6. “Share.” A beautiful word, share, and by it Mark means be open about your life, your experiences, your background, and your feelings. That way, “I can learn more about who he is and where he’s coming from, to connect with him,” Mark says. The more you share (without coming off like a blowhard), the more secure the child may feel. “It’s like doing research, so I don’t feel like he’s some guy right off the street,” Mark says. The main caveat? Don’t complain—these are kids, not life coaches. “We shouldn’t have to deal with their adult problems,” says Moira.

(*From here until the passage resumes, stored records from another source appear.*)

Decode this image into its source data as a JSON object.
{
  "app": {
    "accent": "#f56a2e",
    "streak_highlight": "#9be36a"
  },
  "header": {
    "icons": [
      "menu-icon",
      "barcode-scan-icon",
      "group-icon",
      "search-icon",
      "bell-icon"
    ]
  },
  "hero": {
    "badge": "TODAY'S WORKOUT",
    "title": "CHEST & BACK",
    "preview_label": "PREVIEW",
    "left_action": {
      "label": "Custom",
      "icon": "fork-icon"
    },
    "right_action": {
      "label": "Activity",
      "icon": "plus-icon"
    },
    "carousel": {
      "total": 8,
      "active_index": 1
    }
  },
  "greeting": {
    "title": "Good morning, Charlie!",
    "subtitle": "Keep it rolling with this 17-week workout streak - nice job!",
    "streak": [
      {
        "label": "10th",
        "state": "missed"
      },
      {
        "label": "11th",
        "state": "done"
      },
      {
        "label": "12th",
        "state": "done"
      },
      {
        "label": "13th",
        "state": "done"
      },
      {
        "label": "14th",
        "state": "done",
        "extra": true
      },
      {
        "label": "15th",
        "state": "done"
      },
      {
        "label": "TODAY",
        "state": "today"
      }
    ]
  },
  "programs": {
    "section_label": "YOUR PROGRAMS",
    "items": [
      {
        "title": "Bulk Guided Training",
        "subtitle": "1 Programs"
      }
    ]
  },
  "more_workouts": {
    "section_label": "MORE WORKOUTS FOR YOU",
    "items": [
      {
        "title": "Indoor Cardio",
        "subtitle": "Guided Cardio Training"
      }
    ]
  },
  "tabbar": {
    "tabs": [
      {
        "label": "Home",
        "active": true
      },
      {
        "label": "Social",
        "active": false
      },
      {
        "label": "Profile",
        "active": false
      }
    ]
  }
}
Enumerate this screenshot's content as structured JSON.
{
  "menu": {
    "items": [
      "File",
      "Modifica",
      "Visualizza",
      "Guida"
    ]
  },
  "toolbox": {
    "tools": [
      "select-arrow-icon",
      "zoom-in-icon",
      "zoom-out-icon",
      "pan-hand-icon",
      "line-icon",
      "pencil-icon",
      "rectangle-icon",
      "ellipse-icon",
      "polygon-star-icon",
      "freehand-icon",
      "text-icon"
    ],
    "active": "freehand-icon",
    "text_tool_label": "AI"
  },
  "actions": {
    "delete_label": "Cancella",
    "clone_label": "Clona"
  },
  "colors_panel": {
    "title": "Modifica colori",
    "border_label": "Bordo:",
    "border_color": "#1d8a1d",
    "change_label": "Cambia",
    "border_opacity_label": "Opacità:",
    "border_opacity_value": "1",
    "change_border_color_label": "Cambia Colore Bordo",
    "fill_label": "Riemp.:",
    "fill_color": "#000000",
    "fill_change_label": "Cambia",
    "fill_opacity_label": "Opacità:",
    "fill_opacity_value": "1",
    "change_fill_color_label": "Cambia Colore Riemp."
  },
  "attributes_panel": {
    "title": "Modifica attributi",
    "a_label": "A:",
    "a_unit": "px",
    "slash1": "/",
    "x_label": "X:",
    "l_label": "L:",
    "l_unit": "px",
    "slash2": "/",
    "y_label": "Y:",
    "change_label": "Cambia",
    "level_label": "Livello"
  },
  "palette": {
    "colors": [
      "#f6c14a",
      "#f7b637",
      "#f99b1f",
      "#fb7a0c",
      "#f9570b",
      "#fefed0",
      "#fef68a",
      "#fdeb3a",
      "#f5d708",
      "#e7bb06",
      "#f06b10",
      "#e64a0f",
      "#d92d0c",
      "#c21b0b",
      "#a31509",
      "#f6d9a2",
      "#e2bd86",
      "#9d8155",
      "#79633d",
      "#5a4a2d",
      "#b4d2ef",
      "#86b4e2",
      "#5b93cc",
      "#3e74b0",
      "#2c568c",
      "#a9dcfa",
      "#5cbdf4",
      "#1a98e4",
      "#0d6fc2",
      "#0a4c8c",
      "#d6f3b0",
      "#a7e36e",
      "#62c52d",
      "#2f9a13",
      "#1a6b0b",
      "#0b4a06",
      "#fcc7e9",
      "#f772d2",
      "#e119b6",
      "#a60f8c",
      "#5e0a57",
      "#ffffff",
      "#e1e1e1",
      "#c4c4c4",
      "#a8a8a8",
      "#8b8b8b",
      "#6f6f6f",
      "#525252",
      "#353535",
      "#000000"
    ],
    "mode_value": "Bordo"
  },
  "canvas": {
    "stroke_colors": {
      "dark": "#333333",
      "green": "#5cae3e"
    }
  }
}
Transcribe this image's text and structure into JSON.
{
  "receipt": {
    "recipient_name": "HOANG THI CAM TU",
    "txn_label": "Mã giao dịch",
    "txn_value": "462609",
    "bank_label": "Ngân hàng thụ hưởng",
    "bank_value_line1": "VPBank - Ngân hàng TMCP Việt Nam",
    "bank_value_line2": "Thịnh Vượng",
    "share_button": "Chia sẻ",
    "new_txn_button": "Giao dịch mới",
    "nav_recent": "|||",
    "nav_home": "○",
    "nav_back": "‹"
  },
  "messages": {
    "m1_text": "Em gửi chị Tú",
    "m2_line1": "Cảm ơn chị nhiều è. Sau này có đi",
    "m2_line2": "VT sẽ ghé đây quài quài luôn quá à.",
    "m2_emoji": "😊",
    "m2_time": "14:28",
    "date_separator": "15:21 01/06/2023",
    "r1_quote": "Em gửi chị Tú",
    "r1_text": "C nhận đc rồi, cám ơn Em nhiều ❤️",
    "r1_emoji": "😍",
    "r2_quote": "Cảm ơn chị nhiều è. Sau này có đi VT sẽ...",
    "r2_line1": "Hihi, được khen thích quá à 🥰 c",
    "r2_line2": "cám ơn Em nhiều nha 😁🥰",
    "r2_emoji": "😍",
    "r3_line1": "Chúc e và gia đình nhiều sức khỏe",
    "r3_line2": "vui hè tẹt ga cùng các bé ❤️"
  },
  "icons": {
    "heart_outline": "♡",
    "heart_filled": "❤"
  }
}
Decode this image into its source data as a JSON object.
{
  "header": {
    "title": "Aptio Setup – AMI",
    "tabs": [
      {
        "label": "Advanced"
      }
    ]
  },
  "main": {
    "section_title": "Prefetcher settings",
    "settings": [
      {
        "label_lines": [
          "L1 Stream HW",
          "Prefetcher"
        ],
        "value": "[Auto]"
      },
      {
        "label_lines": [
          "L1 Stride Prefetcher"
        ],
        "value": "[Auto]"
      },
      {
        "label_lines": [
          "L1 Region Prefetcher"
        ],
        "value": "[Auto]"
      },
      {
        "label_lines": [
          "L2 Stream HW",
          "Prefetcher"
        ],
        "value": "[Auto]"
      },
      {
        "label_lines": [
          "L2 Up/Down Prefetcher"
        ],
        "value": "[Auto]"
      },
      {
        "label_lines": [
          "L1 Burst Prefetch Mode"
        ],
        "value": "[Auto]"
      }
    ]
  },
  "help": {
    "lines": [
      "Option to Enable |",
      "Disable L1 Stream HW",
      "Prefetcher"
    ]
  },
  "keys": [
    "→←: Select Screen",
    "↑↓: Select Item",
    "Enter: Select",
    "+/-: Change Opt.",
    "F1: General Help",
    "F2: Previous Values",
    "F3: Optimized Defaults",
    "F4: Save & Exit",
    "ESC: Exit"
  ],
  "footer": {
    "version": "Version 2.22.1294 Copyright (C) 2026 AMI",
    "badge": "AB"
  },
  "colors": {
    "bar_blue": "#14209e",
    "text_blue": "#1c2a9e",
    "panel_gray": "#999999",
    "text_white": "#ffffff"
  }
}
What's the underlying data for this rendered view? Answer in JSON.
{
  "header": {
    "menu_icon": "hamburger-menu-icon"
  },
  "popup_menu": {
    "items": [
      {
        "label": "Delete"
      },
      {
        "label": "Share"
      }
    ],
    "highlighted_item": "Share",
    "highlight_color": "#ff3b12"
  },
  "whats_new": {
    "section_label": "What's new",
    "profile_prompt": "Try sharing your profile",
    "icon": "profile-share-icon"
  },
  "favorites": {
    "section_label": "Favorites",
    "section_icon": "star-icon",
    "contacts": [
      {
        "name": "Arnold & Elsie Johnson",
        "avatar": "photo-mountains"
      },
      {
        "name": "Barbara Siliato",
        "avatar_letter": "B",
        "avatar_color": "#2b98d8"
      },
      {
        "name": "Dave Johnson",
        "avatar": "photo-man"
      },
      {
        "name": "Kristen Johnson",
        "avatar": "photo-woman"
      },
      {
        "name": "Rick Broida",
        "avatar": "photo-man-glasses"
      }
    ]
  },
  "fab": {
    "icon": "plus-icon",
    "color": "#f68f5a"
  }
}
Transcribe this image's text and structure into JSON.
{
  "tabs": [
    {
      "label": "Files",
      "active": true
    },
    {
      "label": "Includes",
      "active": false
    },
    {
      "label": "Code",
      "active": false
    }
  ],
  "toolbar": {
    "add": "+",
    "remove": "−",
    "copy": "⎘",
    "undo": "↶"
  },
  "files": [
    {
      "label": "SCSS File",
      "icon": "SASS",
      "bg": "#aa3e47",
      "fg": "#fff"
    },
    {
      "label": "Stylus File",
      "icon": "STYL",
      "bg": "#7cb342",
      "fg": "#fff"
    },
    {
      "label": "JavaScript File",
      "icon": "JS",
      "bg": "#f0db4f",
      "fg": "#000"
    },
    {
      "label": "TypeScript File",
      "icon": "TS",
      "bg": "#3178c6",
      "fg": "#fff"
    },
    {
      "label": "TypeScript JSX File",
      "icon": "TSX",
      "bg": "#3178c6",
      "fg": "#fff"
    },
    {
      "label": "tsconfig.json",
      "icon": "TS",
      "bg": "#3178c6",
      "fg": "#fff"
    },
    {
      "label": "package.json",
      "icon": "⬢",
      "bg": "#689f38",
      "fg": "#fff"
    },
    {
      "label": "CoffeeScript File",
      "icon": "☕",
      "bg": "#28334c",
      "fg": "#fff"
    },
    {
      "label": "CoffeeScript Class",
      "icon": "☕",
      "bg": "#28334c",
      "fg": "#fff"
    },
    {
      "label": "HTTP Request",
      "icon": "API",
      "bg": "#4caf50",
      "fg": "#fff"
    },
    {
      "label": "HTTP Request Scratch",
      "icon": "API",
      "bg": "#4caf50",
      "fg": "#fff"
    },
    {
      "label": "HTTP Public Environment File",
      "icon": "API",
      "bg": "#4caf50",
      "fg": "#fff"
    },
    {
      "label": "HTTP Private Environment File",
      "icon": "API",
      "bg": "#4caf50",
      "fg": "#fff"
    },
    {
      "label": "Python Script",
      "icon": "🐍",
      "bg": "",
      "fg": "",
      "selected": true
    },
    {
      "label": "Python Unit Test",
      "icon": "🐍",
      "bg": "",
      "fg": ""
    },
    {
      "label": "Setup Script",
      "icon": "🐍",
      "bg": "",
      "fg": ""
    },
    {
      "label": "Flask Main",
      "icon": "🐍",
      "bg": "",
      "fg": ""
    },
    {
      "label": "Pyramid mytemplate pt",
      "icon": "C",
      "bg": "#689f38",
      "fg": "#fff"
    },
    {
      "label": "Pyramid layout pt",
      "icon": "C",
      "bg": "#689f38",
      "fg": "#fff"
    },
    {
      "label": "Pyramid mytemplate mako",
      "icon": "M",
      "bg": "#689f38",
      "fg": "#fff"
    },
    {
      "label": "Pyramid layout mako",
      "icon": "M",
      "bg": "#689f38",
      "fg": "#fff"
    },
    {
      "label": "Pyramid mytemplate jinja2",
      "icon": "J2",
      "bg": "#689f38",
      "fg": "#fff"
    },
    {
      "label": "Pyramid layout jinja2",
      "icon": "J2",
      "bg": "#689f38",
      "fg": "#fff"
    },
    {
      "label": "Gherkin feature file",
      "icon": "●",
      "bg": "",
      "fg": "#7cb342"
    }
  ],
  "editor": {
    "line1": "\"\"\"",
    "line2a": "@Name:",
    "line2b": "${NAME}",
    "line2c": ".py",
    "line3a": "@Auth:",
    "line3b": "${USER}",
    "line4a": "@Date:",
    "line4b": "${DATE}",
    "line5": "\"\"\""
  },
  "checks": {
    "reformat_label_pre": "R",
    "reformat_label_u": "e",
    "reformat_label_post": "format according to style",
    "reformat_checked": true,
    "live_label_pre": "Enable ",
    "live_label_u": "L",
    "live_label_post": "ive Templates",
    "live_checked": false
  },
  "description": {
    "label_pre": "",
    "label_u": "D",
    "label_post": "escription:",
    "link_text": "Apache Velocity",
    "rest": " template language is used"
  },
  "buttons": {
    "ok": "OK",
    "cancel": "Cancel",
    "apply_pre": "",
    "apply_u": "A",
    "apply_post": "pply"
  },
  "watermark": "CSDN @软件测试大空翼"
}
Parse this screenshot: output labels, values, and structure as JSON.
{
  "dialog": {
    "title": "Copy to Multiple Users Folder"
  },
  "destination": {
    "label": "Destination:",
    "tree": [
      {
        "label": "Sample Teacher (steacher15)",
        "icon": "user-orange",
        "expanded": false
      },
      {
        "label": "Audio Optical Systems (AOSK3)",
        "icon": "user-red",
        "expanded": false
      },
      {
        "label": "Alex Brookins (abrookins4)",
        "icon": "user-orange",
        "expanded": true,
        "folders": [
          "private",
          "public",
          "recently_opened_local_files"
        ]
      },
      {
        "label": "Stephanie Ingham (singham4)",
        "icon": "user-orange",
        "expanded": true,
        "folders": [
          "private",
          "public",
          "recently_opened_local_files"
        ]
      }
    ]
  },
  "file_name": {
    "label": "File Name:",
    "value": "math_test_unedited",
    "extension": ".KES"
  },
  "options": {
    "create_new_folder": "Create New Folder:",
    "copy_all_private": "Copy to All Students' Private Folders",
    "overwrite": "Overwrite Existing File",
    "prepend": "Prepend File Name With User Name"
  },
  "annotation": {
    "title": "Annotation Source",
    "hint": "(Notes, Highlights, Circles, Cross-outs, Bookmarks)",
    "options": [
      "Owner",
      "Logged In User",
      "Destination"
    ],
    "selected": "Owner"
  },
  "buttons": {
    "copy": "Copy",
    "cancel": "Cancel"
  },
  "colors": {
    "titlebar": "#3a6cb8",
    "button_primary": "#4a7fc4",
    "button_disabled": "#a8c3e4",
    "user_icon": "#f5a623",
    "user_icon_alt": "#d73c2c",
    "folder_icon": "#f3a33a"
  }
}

So, little Jimmy, I've been thinking about my stock options and diversifying my portfolio. Do you think I should refinance my mortgage? So I went to my urologist last week for my prostate exam, and I'm all clear, but I've got this rash that just won't... hey! Where are you going?
7. “Be respectful,” says Mark, though employing courtesy and kindness ought to be a no-brainer. “Treat me the way you want to be treated.” Listen when the kids speak. Don’t tease. Offer encouragement and sincere praise, not false flattery. You’ve got to love how Cameron puts it: “Act like we’re the host, [and you are] an exchange student.” Kids are keenly sensitive to matters of respect, and when they feel they’re being dissed, you’ll know it. “When they put me down or get in my face,” says Mark, “I retaliate by avoiding them or being difficult.”
Yes, yes, YES. I was in a workshop about writing for kids and teens a few years ago, and we had a discussion about this (in terms of writing, anyway). Kids know when you're talking down to them or trying (and failing) to approach them at their level. They don't appreciate it. If they interpret your behavior as condescending or fake, they'll give you a hard time. Give them the same respect you would give someone your own age, and I guarantee they will respect you more for it.
8. “Give it time,” says Moira, who asks that potential dates see the situation for what it is. “Acknowledge that kids really don’t want to see their parents with someone else. The more you force it, the more they’re going to run away.” Kids can feel serious pressure from a parent to like a new person; avoid intensifying that with a less-is-more approach. “Gradually get to know the family and then go out and do things together as group,” suggests Zach. Makes sense. It’s never wise to rush any relationship. Out of the mouths of babes, huh?
Most things are best in moderation. I mean, your parents probably wouldn't like it if you swamped them with your significant other either. And most kids need to take time to bond with any new adult anyway.
*names have been changed to protect privacy